Gated communities, particularly in third world countries, are  concentration camps. Only the prisoners are on the outside. Colonization classically takes advantage of underdeveloped societies, exploiting  low paid workers, who function like slaves on the basis of the remuneration they receive for their toil. Thus you see the rise of chains of all-inclusive resorts in some of the most impoverished places on earth. Only the threat of terrorism spares some locales which would be the site of what travel agents call a new "property." It all involves sex, since the power of capital in tottering economies can be an aphrodisiac, but there's also explicitly sex tourism in places like Thailand, India, Greece and Dominican Republic where the traveler may get an even more significant bang for their buck.
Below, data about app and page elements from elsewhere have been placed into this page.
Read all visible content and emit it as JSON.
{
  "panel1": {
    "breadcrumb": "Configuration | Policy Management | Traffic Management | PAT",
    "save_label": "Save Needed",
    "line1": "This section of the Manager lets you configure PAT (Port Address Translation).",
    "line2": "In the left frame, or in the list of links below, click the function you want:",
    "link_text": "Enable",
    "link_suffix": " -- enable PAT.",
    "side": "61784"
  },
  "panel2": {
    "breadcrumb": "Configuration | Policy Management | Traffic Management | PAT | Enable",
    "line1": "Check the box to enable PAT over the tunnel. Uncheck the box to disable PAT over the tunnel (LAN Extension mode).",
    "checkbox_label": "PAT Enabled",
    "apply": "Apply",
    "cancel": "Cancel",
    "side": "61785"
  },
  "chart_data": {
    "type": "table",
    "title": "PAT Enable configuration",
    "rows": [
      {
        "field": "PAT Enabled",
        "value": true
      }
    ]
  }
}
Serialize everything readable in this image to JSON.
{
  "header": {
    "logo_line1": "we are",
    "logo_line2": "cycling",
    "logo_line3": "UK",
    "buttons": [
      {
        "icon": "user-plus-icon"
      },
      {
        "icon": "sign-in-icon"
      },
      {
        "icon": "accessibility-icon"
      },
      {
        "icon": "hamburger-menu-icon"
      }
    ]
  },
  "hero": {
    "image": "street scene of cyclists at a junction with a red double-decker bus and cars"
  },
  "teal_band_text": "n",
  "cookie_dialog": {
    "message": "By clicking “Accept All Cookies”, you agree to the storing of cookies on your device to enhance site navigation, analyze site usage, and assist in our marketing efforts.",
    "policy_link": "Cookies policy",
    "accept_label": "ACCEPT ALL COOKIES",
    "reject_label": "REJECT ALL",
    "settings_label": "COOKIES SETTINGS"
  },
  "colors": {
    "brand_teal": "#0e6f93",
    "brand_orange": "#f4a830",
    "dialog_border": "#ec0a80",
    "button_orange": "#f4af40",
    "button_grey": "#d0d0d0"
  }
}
From an architectural point of view, colonization produces a unique configuration since walls and barbed wire are meant to keep oppressed populations out rather than in, though it is also possible to think of some resorts as unwitting prisons where travelers stooped in luxury are deprived of any sense of place. Armed guards may escort them on a trip up the river to see the remains of a lost civilization, but these visitors are shackled by the vulnerability occasioned by their own wealth and resources and remain the captives of their minders and hosts.

Wednesday, July 10, 2019

Small Minds Thinking Big

If you grew up in the 60’s and 70’s your idols might have been writers like Vonnegut, Updike, Robert Pirsig or Khalil Gibran whose The Prophet  was the bible of the turned on, tuned in and dropped out generation. You might also have carried around a tattered copy of the New Directions edition of Rimbaud’s Illuminations with the grainy picture of the young poete maudit on the cover. Corporate life was an unfortunate cop out for those who knocked someone up and had to support kids and a family. Remember the career advice Dustin Hoffman receives in The Graduate, “plastics.” Law, medicine, dentistry while secure sources of income were scarcely better. How times have changed! Your average metrosexual has never heard of Hermann Hesse’s Siddhartha or Steppenwolf and probably would lionize a self-made billionaire like Jeffrey Epstein until he got nabbed for sex trafficking. Bill Gates, Warren Buffett and Jeff Bezos would be role models were they not deities. Projects like the Hudson Yards with big profit margins are more a product of this period of human evolution than is Buckminster Fuller’s geodesic dome. This is the age "where small minds think big." Alexander Acosta the current secretary of labor was responsible for the 13 month sentence Epstein received in his first trial and he’s in danger of losing his job, considering the allegations that have been made. But using the small minds think big paradigm, why not appoint Epstein to Acosta's post?  The financier apparently used his underage victims to conscript other candidates. Isn’t that an example of effective labor relations?